Caroline Lucas, MP and Green leader, declared her support for seven acquitted campaigners who caused £180,000 damage to an arms factory, backing their direct action.
Now the judge whose summing up was investigated for bias has been issued a formal reprimand. Active Green member Isca Stieglitz was one of those who complained. She posts the response in full on her blog at the Jewish Chronicle.
“I am writing on behalf of the Lord Chancellor and the Lord Chief Justice to inform you of their decision in relation to your complaint against His Honour Bathurst-Norman.
You complained that the Judge’s comments during his summing up to the jury displayed a personal bias, that he was not impartial and that he swayed the jury improperly.
A number of complaints were received on this matter and the Lord Chancellor and the Lord Chief Justice have decided that they should be resolved in accordance with Regulation 26(1)(e)(i) of the Judicial Discipline (Prescribed Procedures) Regulations 2006 (as amended) on the basis that the complaints are substantiated wholly or in part. The Lord Chief Justice has exercised his disciplinary powers and, with the agreement of the Lord Chancellor, has issued the Judge with a formal reprimand. They found that a number of observations made during the summing up did not arise directly from the evidence at trial and could be seen as an expression of the judge’s personal views on a political question. This was an error.
In coming to this decision the Lord Chancellor and the Lord Chief Justice have considered the details of the complaints made, the comments of His Honour Bathurst-Norman and the advice of the Nominated Judge. The decision does not affect nor seek to comment upon the outcome of the trial and the verdict reached by the jury in the case.”

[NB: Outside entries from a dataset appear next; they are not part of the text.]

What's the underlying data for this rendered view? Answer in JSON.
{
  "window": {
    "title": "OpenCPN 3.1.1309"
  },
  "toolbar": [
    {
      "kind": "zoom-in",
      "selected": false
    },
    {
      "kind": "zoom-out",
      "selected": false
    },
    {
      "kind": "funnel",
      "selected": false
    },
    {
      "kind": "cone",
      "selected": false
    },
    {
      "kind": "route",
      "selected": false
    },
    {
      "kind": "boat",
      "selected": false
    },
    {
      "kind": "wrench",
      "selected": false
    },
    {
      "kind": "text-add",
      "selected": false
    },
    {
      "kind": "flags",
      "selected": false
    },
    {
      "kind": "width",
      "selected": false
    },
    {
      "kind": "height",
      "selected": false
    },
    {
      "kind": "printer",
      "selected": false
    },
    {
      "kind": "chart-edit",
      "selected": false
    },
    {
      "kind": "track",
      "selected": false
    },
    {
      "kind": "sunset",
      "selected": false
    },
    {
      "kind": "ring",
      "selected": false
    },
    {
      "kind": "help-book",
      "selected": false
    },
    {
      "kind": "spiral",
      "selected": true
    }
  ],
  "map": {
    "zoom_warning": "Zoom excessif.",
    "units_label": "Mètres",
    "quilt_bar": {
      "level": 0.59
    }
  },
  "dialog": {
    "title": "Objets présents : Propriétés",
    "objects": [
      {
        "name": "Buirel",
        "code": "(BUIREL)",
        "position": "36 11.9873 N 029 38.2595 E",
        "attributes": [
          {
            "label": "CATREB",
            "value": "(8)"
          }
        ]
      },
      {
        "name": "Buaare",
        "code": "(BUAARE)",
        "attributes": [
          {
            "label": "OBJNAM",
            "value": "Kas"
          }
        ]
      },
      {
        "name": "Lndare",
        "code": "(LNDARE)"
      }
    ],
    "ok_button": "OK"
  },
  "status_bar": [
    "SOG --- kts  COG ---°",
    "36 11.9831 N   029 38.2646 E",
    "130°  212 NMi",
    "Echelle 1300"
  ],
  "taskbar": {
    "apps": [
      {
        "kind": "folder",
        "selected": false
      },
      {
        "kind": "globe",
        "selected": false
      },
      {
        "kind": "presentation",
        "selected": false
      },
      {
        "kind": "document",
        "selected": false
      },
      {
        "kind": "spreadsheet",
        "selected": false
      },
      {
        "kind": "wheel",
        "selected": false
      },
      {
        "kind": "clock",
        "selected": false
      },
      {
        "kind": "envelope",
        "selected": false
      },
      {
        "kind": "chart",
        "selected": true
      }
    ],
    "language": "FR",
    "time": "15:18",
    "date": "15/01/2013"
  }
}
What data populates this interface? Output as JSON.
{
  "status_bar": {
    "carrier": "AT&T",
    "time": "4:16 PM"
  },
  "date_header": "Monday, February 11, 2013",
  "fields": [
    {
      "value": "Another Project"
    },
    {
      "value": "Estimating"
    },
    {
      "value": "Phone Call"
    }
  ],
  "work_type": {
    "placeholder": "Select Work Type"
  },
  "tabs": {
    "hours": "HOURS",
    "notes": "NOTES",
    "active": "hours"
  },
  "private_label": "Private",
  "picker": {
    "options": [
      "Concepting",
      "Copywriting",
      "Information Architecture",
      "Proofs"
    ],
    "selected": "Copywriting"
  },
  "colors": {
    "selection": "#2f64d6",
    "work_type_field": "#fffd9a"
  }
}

Given that the purpose of a summing up is to direct the jury’s attention to the most important aspects of a case, we can reasonably suppose that Judge Bathurst-Norman influenced the jury to some extent. And as Jonathan Hoffman observes, all of this has cost the public a lot of money.